Britain's Electricity has First Coal-Free Week (Update)

(Adds ESO statement on need for gas post-2025 in paras 7&8)

Great Britain's National Grid Electricity System Operator (ESO) said early in the afternoon of May 8 that the last coal generator had came off the system at 13:24hrs on May 1, meaning the country's power market had gone for at least a week without coal at time of press. 

ESO director Fintan Slye said:"While this is the first time this has happened, I predict it will become the ‘new normal’. As more and more renewables come onto our energy system, coal-free runs like this are going to be a regular occurrence.  We believe that by 2025 we will be able to fully operate Great Britain’s electricity system with zero carbon.

“Zero carbon operation of the electricity system by 2025 means a fundamental change to how our system was designed to operate – integrating newer technologies right across the system – from large scale off-shore wind to domestic scale solar panels to increased demand side participation, using new smart digital systems to manage and control the system in real-time.

“To help us reach today’s significant milestone, we have been working with industry over the last few years to ensure the services we require to operate the network are not dependent on coal.

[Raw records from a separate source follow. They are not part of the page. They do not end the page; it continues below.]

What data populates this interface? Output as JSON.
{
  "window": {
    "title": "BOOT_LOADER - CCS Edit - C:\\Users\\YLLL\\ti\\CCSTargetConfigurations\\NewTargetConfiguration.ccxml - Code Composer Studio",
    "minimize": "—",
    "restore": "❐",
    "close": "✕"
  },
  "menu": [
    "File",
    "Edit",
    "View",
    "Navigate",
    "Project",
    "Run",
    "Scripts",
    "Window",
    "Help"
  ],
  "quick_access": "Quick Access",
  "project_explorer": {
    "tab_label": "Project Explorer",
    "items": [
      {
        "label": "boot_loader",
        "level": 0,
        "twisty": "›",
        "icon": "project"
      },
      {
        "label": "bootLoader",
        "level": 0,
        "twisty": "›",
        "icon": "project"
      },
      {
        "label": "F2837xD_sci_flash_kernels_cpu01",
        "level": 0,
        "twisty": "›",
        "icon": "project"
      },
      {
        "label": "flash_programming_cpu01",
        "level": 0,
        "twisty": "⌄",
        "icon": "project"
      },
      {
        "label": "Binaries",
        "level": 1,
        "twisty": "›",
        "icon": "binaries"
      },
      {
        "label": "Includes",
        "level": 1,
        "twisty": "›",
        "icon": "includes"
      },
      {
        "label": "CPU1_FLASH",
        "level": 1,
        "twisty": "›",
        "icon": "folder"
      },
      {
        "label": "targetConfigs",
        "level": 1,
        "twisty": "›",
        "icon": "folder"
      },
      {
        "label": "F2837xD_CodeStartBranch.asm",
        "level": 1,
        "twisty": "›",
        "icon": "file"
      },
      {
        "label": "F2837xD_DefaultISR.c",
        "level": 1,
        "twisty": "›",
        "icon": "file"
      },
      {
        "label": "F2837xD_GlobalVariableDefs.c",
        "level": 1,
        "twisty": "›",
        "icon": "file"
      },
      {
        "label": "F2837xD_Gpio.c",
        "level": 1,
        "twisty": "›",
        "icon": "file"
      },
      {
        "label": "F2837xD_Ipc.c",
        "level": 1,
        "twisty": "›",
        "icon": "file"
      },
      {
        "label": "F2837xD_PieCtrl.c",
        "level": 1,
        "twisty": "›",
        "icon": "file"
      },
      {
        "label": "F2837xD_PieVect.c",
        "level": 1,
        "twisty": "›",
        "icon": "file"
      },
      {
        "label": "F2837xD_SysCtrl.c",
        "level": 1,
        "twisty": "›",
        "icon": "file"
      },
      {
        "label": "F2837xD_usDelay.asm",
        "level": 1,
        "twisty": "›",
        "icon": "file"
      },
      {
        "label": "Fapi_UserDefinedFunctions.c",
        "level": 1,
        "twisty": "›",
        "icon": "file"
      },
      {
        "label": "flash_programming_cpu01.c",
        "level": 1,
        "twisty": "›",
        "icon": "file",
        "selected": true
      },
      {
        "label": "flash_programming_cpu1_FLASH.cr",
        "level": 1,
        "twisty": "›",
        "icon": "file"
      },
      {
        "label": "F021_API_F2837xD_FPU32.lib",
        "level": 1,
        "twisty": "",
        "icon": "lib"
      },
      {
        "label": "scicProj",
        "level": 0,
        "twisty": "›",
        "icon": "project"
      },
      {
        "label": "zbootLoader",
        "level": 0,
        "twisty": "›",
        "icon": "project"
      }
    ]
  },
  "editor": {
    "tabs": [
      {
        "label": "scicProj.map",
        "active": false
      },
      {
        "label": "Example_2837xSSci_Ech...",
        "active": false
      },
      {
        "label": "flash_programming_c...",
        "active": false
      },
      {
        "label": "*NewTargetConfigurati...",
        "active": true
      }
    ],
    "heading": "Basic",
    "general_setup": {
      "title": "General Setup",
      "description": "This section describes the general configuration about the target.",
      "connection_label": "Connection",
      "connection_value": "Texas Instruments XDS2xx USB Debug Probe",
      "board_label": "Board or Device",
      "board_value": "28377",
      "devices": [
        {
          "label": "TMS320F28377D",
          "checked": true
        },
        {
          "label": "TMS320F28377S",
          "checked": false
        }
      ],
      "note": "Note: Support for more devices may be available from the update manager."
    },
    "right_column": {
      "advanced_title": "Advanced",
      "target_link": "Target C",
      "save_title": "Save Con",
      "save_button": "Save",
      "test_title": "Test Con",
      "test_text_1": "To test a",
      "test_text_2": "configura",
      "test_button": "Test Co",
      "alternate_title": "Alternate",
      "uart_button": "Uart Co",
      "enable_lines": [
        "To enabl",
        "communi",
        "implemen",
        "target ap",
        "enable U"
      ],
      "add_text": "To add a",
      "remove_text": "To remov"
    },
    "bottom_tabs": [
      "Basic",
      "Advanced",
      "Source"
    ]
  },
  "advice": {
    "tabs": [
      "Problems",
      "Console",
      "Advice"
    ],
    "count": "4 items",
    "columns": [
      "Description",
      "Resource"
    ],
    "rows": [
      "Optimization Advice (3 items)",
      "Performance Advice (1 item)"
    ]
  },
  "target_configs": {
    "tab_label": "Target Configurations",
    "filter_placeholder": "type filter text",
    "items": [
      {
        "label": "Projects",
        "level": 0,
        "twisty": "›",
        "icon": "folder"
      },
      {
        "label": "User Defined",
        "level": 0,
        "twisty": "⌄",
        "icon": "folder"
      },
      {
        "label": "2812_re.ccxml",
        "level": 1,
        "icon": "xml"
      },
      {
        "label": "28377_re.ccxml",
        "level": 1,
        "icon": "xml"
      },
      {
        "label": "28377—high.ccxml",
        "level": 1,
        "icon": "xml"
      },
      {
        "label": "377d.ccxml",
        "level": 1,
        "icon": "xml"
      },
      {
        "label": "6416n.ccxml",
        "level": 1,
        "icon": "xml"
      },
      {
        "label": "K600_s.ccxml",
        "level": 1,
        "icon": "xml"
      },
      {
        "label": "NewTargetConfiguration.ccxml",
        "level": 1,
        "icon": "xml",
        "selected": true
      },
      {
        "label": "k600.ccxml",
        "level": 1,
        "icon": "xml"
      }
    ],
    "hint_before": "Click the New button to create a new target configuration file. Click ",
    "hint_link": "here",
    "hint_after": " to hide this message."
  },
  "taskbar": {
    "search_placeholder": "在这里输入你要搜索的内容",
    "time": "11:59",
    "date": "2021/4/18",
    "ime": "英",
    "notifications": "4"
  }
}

We have been forecasting the closure of coal plant and reduced running for some time – due to us having to manage more renewables on the system. Transmission owners have invested in their networks accordingly and we have refined our operational strategies and real time operation of the network to ensure continued secure and economic operation.

"To reach zero carbon operation by 2025, we will continue to identify the systems, services and products we will require to run a zero-carbon network and design the new competitive marketplaces needed to source these as efficiently as possible from both new and existing companies. We believe that promoting competition will ultimately lead to better value for consumers. The new products and services we will introduce will help reduce the overall cost of operating the system, driving down costs for consumers.

“Operating a zero carbon electricity system in 2025, whenever there is sufficient renewable generation, is a major stepping stone to full decarbonisation of the entire electricity system. This will enable new technologies and removes barriers to ever increasing levels of renewables.”

ESO's aim is to be able to manage the system without gas from 2025 as well if the market delivers that solution.

ESO told NGW gas generation will still be required as the market needs to meet the demand when the zero carbon generation outputs are not sufficient to supply the nation's demands. "We also believe that gas will have a significant role to play in the balancing and operation of the network at times when demand from the network is greater than the zero carbon output," it said.

The ESO was separated from National Grid from April 1, the aim being to prevent the system balancer from favouring assets owned by National Grid, such as electricity interconnectors.

 The UK minister for business, energy and industrial strategy Greg Clark said: “Going a week without coal for the first time since the Industrial Revolution is a huge leap forward in our world-leading efforts to reduce emissions, but we’re not stopping there. To combat climate change and seize on the opportunities of clean growth, we’re phasing out coal entirely by 2025 and building a cleaner, greener energy system.

“We lead the world when it comes to tackling climate change and we want to carry on breaking records, which is why we’ve put foundations in place to allow our renewables sector to thrive. We’re now on a path to become the first major economy to legislate for net zero emissions.”